What is required —
I'd like every line from the material below that has "failed" in it.

Data shown —
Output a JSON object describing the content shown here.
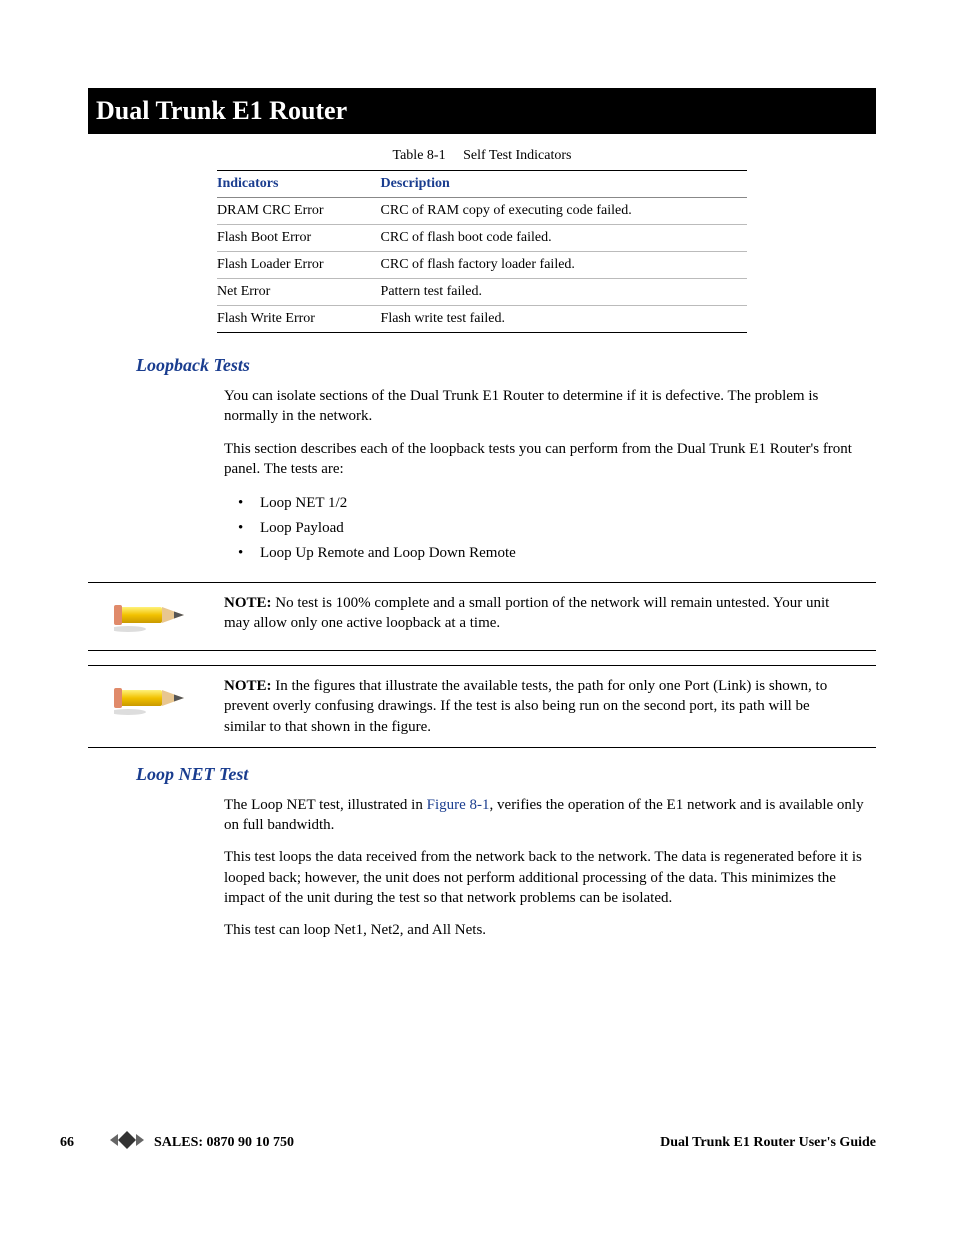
{
  "header": {
    "title": "Dual Trunk E1 Router"
  },
  "table": {
    "caption_num": "Table 8-1",
    "caption_title": "Self Test Indicators",
    "col1": "Indicators",
    "col2": "Description",
    "rows": [
      {
        "ind": "DRAM CRC Error",
        "desc": "CRC of RAM copy of executing code failed."
      },
      {
        "ind": "Flash Boot Error",
        "desc": "CRC of flash boot code failed."
      },
      {
        "ind": "Flash Loader Error",
        "desc": "CRC of flash factory loader failed."
      },
      {
        "ind": "Net Error",
        "desc": "Pattern test failed."
      },
      {
        "ind": "Flash Write Error",
        "desc": "Flash write test failed."
      }
    ]
  },
  "sec1": {
    "heading": "Loopback Tests",
    "p1": "You can isolate sections of the Dual Trunk E1 Router to determine if it is defective. The problem is normally in the network.",
    "p2": "This section describes each of the loopback tests you can perform from the Dual Trunk E1 Router's front panel. The tests are:",
    "bullets": [
      "Loop NET 1/2",
      "Loop Payload",
      "Loop Up Remote and Loop Down Remote"
    ]
  },
  "note1": {
    "label": "NOTE:",
    "text": " No test is 100% complete and a small portion of the network will remain untested. Your unit may allow only one active loopback at a time."
  },
  "note2": {
    "label": "NOTE:",
    "text": " In the figures that illustrate the available tests, the path for only one Port (Link) is shown, to prevent overly confusing drawings. If the test is also being run on the second port, its path will be similar to that shown in the figure."
  },
  "sec2": {
    "heading": "Loop NET Test",
    "p1a": "The Loop NET test, illustrated in ",
    "p1_link": "Figure 8-1",
    "p1b": ", verifies the operation of the E1 network and is available only on full bandwidth.",
    "p2": "This test loops the data received from the network back to the network. The data is regenerated before it is looped back; however, the unit does not perform additional processing of the data. This minimizes the impact of the unit during the test so that network problems can be isolated.",
    "p3": "This test can loop Net1, Net2, and All Nets."
  },
  "footer": {
    "page": "66",
    "sales": "SALES:  0870 90 10 750",
    "guide": "Dual Trunk E1 Router User's Guide"
  }
}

Answer for this exercise —
        "desc": "CRC of RAM copy of executing code failed."
        "desc": "CRC of flash boot code failed."
        "desc": "CRC of flash factory loader failed."
        "desc": "Pattern test failed."
        "desc": "Flash write test failed."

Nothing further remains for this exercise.